Authors: Choonsik Lee, Les Folio

Abstract:

Pregnant patients may undergo CT in emergencies unrelated with pregnancy, and potential risk to the developing fetus is of concern. It is critical to accurately estimate fetal organ doses in CT scans. We developed a fetal organ dose calculation tool using pregnancy-specific computational phantoms combined with Monte Carlo radiation transport techniques. We adopted a series of pregnancy computational phantoms developed at the University of Florida at the gestational ages of 8, 10, 15, 20, 25, 30, 35, and 38 weeks (Maynard et al. 2011). More than 30 organs and tissues and 20 skeletal sites are defined in each fetus model. We calculated fetal organ dose-normalized by CTDIvol to derive organ dose conversion coefficients (mGy/mGy) for the eight fetuses for consequential slice locations ranging from the top to the bottom of the pregnancy phantoms with 1 cm slice thickness. Organ dose from helical scans was approximated by the summation of doses from multiple axial slices included in the given scan range of interest. We then compared dose conversion coefficients for major fetal organs in the abdominal-pelvis CT scan of pregnancy phantoms with the uterine dose of a non-pregnant adult female computational phantom. A comprehensive library of organ conversion coefficients was established for the eight developing fetuses undergoing CT. They were implemented into an in-house graphical user interface-based computer program for convenient estimation of fetal organ doses by inputting CT technical parameters as well as the age of the fetus. We found that the esophagus received the least dose, whereas the kidneys received the greatest dose in all fetuses in AP scans of the pregnancy phantoms. We also found that when the uterine dose of a non-pregnant adult female phantom is used as a surrogate for fetal organ doses, root-mean-square-error ranged from 0.08 mGy (8 weeks) to 0.38 mGy (38 weeks). The uterine dose was up to 1.7-fold greater than the esophagus dose of the 38-week fetus model.

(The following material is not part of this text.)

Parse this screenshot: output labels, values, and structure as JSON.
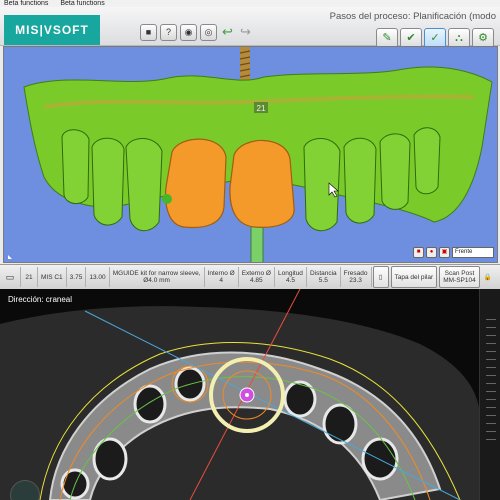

The calculation tool should be useful in cases requiring fetal organ dose in emergency CT scans as well as patient dose monitoring.

Keywords: computed tomography, fetal dose, pregnant women, radiation dose

Procedia PDF Downloads 62
3696 Evolution of Cord Absorbed Dose during Larynx Cancer Radiotherapy, with 3D Treatment Planning and Tissue Equivalent Phantom

Authors: Mohammad Hassan Heidari, Amir Hossein Goodarzi, Majid Azarniush

Abstract:

Radiation doses to tissues and organs were measured using the anthropomorphic phantom as an equivalent to the human body. When high-energy X-rays are externally applied to treat laryngeal cancer, the absorbed dose at the laryngeal lumen is lower than given dose because of air space which it should pass through before reaching the lesion. Specially in case of high-energy X-rays, the loss of dose is considerable. Three-dimensional absorbed dose distributions have been computed for high-energy photon radiation therapy of laryngeal and hypo pharyngeal cancers, using a coaxial pair of opposing lateral beams in fixed positions. Treatment plans obtained under various conditions of irradiation.

Keywords: 3D treatment planning, anthropomorphic phantom, larynx cancer, radiotherapy

Procedia PDF Downloads 467